Yet another tourist has died in the Dominican Republic under mysterious, but now familiar, circumstances: Joseph Allen, 55 and reportedly healthy, was found dead in his room at the Terra Linda in Sosúa on June 13th, after complaining to friends that he felt off. This is at least the ninth suspicious U.S. tourist death in the Caribbean nation since 2018, and while officials contend there's no evidence the fatalities are related, they nonetheless share striking similarities.

Allen, of Avenel, New Jersey, arrived in the Dominican Republic on June 9th, for a friend's birthday celebration. On June 12th, he told friends he felt hot and left the pool area to shower and lie down. When the group hadn't heard from him the next morning, they asked the hotel for a wellness check. That's when a maid found him: Allen's brother, Jason, told NBC New York that an employee "opened the door, screamed, slammed the door." Allen was reportedly lying "on the floor dead between his room and the bathroom."

Allen's family told NBC New York that he had passed a physical just before his trip, and that the Dominican Republic was "his vacation spot": he'd been there many times before. They're working on getting his body back so they can get an autopsy.

"I don't know who to blame," Jason Allen told NBC. "I'd rather not guess because you will drive yourself crazy with that but I do think something is off and I think it needs to be investigated no matter how much money or how much time it is."

Since June 2018, eight other U.S. tourists have died at Dominican Republic hotels: On June 10th, Leyla Cox, 53, was found dead in her room at the Excellence Resort in Punta Cana. John Corcoran, brother to Shark Tank's Barabara Corcoran, died at an unnamed resort in April, ostensibly from natural causes. Four people—51-year-old Yvette Monique Sport, 41-year-old Miranda Schaup-Werner, 63-year-old Nathaniel Edward Holmes, and 49-year-old Cynthia Ann Day—have died at Grand Bahia Principe properties. Two guests—45-year-old David Harrison and 67-year-old Robert Wallace—died at the Hard Rock Hotel and Casino Punta Cana.

At that particular Hard Rock, a group of Oklahoma graduating seniors and their parents recently became ill after eating at the all-inclusive resort's Japanese restaurant on June 11th. "I just woke up, and my stomach was cramping and I was sweating," Bennet Hill, one of the Deer Creek High School grads, told KOCO News. "I was freezing."

"We've been hooked up to IVs since we first got here with antibiotics, just getting hydrated," he said, adding that six of his peers had also been taken to the hospital for the same problems. The teens received "anti-nausea medicine," Bennet said, and "all this stuff because we were just so dehydrated."

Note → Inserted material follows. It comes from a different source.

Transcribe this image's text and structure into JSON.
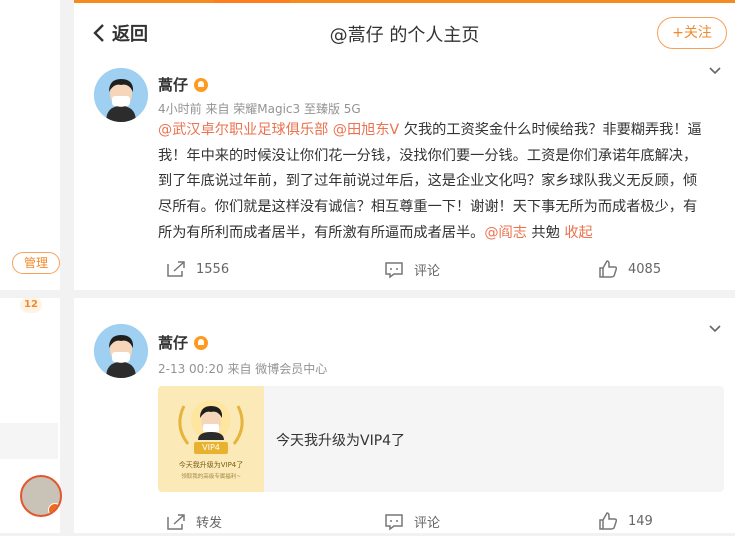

Parent Liz McLaughlin, whose daughter Libby is among those who've gotten sick, told KOTV: "We just don't know what is happening. Is it the water? Is it the ice? Is it the food? Is it the food handling? Is it the pesticides? We have no idea what's going on."

The FBI, which is now working with Dominican authorities to determine the cause of death and will be running toxicology screenings on some of the deceased, reportedly suspects bootleg alcohol may be the culprit. Spouses and friends traveling with the people who have died, along with people who have become violently ill but survived, have attested to a number of the same symptoms—blurred vision, nausea, stomach cramping, diarrhea, respiratory issues, and more—all of which are consistent with methanol poisoning. In years past, big resorts—particularly the all-inclusives where you don't pay per drink—have been caught swapping methanol into alcohol bottles: In the Dominican Republic in 2017, for example, 12 people died and at least 21 were severely sickened after drinking fake liquor.

In this latest rash of deaths, a number of the victims expired after imbibing drinks from the minibar or at the hotel.

The Grand Bahia Principe has insisted that it will continue to work with investigators, while seeming to deny the idea that its establishments may have doctored the liquor. The Hard Rock, too, has expressed its confidence "that all operational protocols were followed to ensure the safety of our guests." With respect to the graduation group, the Hard Rock told the NY Post that it "immediately took corrective action" upon learning of the sick students.

"Hard Rock Hotel & Casino Punta Cana is disappointed regarding a recent situation in which a group of guests became ill after dining at one of our twelve venues," read a statement from the hotel. "As the safety and health of our guests is now, and has always been our highest priority, Hard Rock Hotel & Casino Punta Cana is regretful that we did not achieve the extremely high standards we set for ourselves."